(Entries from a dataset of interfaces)
----
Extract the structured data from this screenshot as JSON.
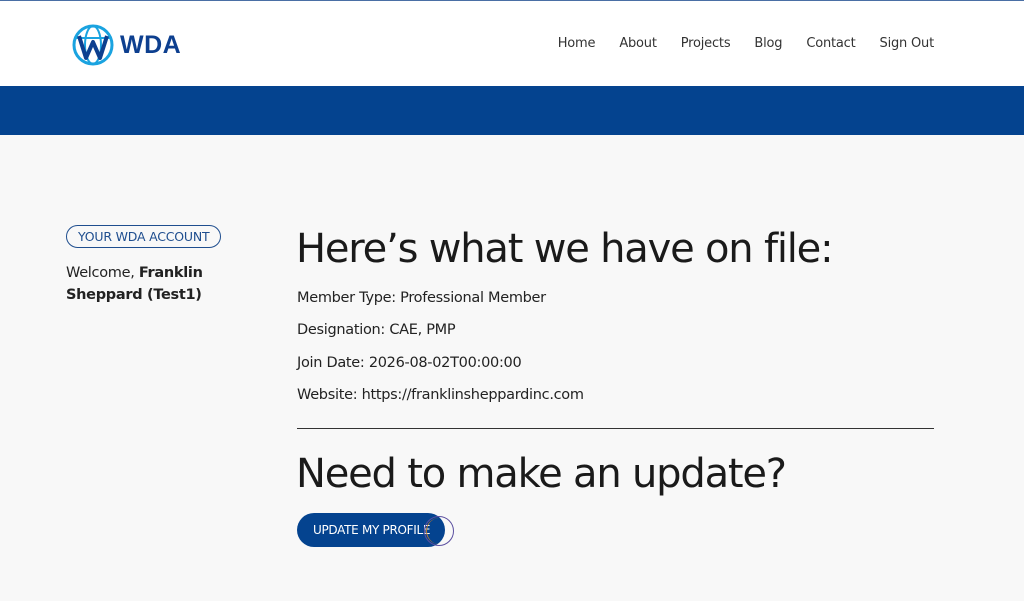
{
  "header": {
    "logo_text": "WDA",
    "nav": [
      "Home",
      "About",
      "Projects",
      "Blog",
      "Contact",
      "Sign Out"
    ]
  },
  "colors": {
    "brand_blue": "#04438f",
    "logo_blue": "#0d3f8f",
    "logo_cyan": "#1aa3e0"
  },
  "sidebar": {
    "badge": "YOUR WDA ACCOUNT",
    "welcome_prefix": "Welcome, ",
    "member_name": "Franklin Sheppard (Test1)"
  },
  "main": {
    "heading": "Here’s what we have on file:",
    "member_type": "Member Type: Professional Member",
    "designation": "Designation: CAE, PMP",
    "join_date": "Join Date: 2026-08-02T00:00:00",
    "website": "Website: https://franklinsheppardinc.com",
    "update_heading": "Need to make an update?",
    "update_button": "UPDATE MY PROFILE"
  }
}
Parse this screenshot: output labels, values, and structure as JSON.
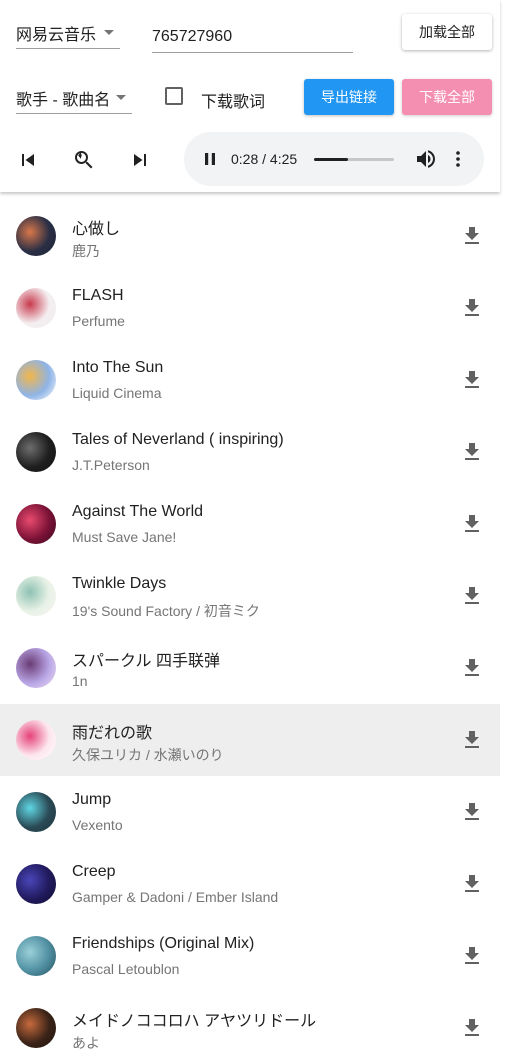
{
  "header": {
    "source_select": {
      "value": "网易云音乐"
    },
    "playlist_input": {
      "value": "765727960"
    },
    "load_all_label": "加载全部",
    "format_select": {
      "value": "歌手 - 歌曲名"
    },
    "lyrics_checkbox": {
      "label": "下载歌词",
      "checked": false
    },
    "export_links_label": "导出链接",
    "download_all_label": "下载全部"
  },
  "controls": {
    "icons": [
      "skip-previous-icon",
      "search-replay-icon",
      "skip-next-icon"
    ]
  },
  "player": {
    "time": "0:28 / 4:25",
    "progress": 0.42,
    "icons": [
      "pause-icon",
      "volume-icon",
      "more-vertical-icon"
    ]
  },
  "colors": {
    "blue": "#2196f3",
    "pink": "#f48fb1",
    "highlight": "#eeeeee"
  },
  "songs": [
    {
      "title": "心做し",
      "artist": "鹿乃",
      "highlight": false,
      "cover": [
        "#2a2f45",
        "#d9774a",
        "#1b2135"
      ]
    },
    {
      "title": "FLASH",
      "artist": "Perfume",
      "highlight": false,
      "cover": [
        "#f4eef0",
        "#c83a4d",
        "#eee"
      ]
    },
    {
      "title": "Into The Sun",
      "artist": "Liquid Cinema",
      "highlight": false,
      "cover": [
        "#8fb4e6",
        "#f2b64b",
        "#fff"
      ]
    },
    {
      "title": "Tales of Neverland ( inspiring)",
      "artist": "J.T.Peterson",
      "highlight": false,
      "cover": [
        "#1e1e1e",
        "#6d6d6d",
        "#111"
      ]
    },
    {
      "title": "Against The World",
      "artist": "Must Save Jane!",
      "highlight": false,
      "cover": [
        "#7a1236",
        "#e94a6e",
        "#3a0a1c"
      ]
    },
    {
      "title": "Twinkle Days",
      "artist": "19's Sound Factory / 初音ミク",
      "highlight": false,
      "cover": [
        "#e9f2e6",
        "#8dc2b4",
        "#f5f5f0"
      ]
    },
    {
      "title": "スパークル 四手联弹",
      "artist": "1n",
      "highlight": false,
      "cover": [
        "#b9a6e6",
        "#6a3c74",
        "#efdff3"
      ]
    },
    {
      "title": "雨だれの歌",
      "artist": "久保ユリカ / 水瀬いのり",
      "highlight": true,
      "cover": [
        "#fde6ee",
        "#e5437a",
        "#fff"
      ]
    },
    {
      "title": "Jump",
      "artist": "Vexento",
      "highlight": false,
      "cover": [
        "#2a4a55",
        "#5fd7e4",
        "#1c333c"
      ]
    },
    {
      "title": "Creep",
      "artist": "Gamper & Dadoni / Ember Island",
      "highlight": false,
      "cover": [
        "#201a5c",
        "#4a46b8",
        "#120d33"
      ]
    },
    {
      "title": "Friendships (Original Mix)",
      "artist": "Pascal Letoublon",
      "highlight": false,
      "cover": [
        "#4f8ea0",
        "#9ad0d9",
        "#24505c"
      ]
    },
    {
      "title": "メイドノココロハ アヤツリドール",
      "artist": "あよ",
      "highlight": false,
      "cover": [
        "#3a2318",
        "#c66a3c",
        "#1f120a"
      ]
    }
  ]
}
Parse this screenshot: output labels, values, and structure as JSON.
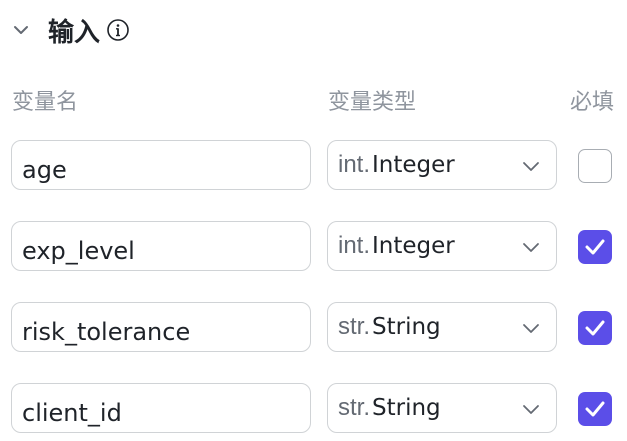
{
  "section": {
    "title": "输入"
  },
  "columns": {
    "name": "变量名",
    "type": "变量类型",
    "required": "必填"
  },
  "rows": [
    {
      "name": "age",
      "type_prefix": "int.",
      "type_label": "Integer",
      "required": false
    },
    {
      "name": "exp_level",
      "type_prefix": "int.",
      "type_label": "Integer",
      "required": true
    },
    {
      "name": "risk_tolerance",
      "type_prefix": "str.",
      "type_label": "String",
      "required": true
    },
    {
      "name": "client_id",
      "type_prefix": "str.",
      "type_label": "String",
      "required": true
    }
  ],
  "colors": {
    "checkbox_on": "#5b4ee8",
    "border": "#d0d3d6",
    "header_text": "#8f959e"
  },
  "icons": {
    "collapse": "chevron-down-icon",
    "info": "info-icon",
    "select": "chevron-down-icon",
    "check": "check-icon"
  }
}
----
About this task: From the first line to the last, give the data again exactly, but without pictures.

Expected output:
Extract the structured data from this screenshot as JSON.
{
  "header": {
    "logo_text": "WDA",
    "nav": [
      "Home",
      "About",
      "Projects",
      "Blog",
      "Contact",
      "Sign Out"
    ]
  },
  "colors": {
    "brand_blue": "#04438f",
    "logo_blue": "#0d3f8f",
    "logo_cyan": "#1aa3e0"
  },
  "sidebar": {
    "badge": "YOUR WDA ACCOUNT",
    "welcome_prefix": "Welcome, ",
    "member_name": "Franklin Sheppard (Test1)"
  },
  "main": {
    "heading": "Here’s what we have on file:",
    "member_type": "Member Type: Professional Member",
    "designation": "Designation: CAE, PMP",
    "join_date": "Join Date: 2026-08-02T00:00:00",
    "website": "Website: https://franklinsheppardinc.com",
    "update_heading": "Need to make an update?",
    "update_button": "UPDATE MY PROFILE"
  }
}
Parse this screenshot: output labels, values, and structure as JSON.
{
  "header": {
    "source_select": {
      "value": "网易云音乐"
    },
    "playlist_input": {
      "value": "765727960"
    },
    "load_all_label": "加载全部",
    "format_select": {
      "value": "歌手 - 歌曲名"
    },
    "lyrics_checkbox": {
      "label": "下载歌词",
      "checked": false
    },
    "export_links_label": "导出链接",
    "download_all_label": "下载全部"
  },
  "controls": {
    "icons": [
      "skip-previous-icon",
      "search-replay-icon",
      "skip-next-icon"
    ]
  },
  "player": {
    "time": "0:28 / 4:25",
    "progress": 0.42,
    "icons": [
      "pause-icon",
      "volume-icon",
      "more-vertical-icon"
    ]
  },
  "colors": {
    "blue": "#2196f3",
    "pink": "#f48fb1",
    "highlight": "#eeeeee"
  },
  "songs": [
    {
      "title": "心做し",
      "artist": "鹿乃",
      "highlight": false,
      "cover": [
        "#2a2f45",
        "#d9774a",
        "#1b2135"
      ]
    },
    {
      "title": "FLASH",
      "artist": "Perfume",
      "highlight": false,
      "cover": [
        "#f4eef0",
        "#c83a4d",
        "#eee"
      ]
    },
    {
      "title": "Into The Sun",
      "artist": "Liquid Cinema",
      "highlight": false,
      "cover": [
        "#8fb4e6",
        "#f2b64b",
        "#fff"
      ]
    },
    {
      "title": "Tales of Neverland ( inspiring)",
      "artist": "J.T.Peterson",
      "highlight": false,
      "cover": [
        "#1e1e1e",
        "#6d6d6d",
        "#111"
      ]
    },
    {
      "title": "Against The World",
      "artist": "Must Save Jane!",
      "highlight": false,
      "cover": [
        "#7a1236",
        "#e94a6e",
        "#3a0a1c"
      ]
    },
    {
      "title": "Twinkle Days",
      "artist": "19's Sound Factory / 初音ミク",
      "highlight": false,
      "cover": [
        "#e9f2e6",
        "#8dc2b4",
        "#f5f5f0"
      ]
    },
    {
      "title": "スパークル 四手联弹",
      "artist": "1n",
      "highlight": false,
      "cover": [
        "#b9a6e6",
        "#6a3c74",
        "#efdff3"
      ]
    },
    {
      "title": "雨だれの歌",
      "artist": "久保ユリカ / 水瀬いのり",
      "highlight": true,
      "cover": [
        "#fde6ee",
        "#e5437a",
        "#fff"
      ]
    },
    {
      "title": "Jump",
      "artist": "Vexento",
      "highlight": false,
      "cover": [
        "#2a4a55",
        "#5fd7e4",
        "#1c333c"
      ]
    },
    {
      "title": "Creep",
      "artist": "Gamper & Dadoni / Ember Island",
      "highlight": false,
      "cover": [
        "#201a5c",
        "#4a46b8",
        "#120d33"
      ]
    },
    {
      "title": "Friendships (Original Mix)",
      "artist": "Pascal Letoublon",
      "highlight": false,
      "cover": [
        "#4f8ea0",
        "#9ad0d9",
        "#24505c"
      ]
    },
    {
      "title": "メイドノココロハ アヤツリドール",
      "artist": "あよ",
      "highlight": false,
      "cover": [
        "#3a2318",
        "#c66a3c",
        "#1f120a"
      ]
    }
  ]
}
Parse this screenshot: output labels, values, and structure as JSON.
{
  "section": {
    "title": "输入"
  },
  "columns": {
    "name": "变量名",
    "type": "变量类型",
    "required": "必填"
  },
  "rows": [
    {
      "name": "age",
      "type_prefix": "int.",
      "type_label": "Integer",
      "required": false
    },
    {
      "name": "exp_level",
      "type_prefix": "int.",
      "type_label": "Integer",
      "required": true
    },
    {
      "name": "risk_tolerance",
      "type_prefix": "str.",
      "type_label": "String",
      "required": true
    },
    {
      "name": "client_id",
      "type_prefix": "str.",
      "type_label": "String",
      "required": true
    }
  ],
  "colors": {
    "checkbox_on": "#5b4ee8",
    "border": "#d0d3d6",
    "header_text": "#8f959e"
  },
  "icons": {
    "collapse": "chevron-down-icon",
    "info": "info-icon",
    "select": "chevron-down-icon",
    "check": "check-icon"
  }
}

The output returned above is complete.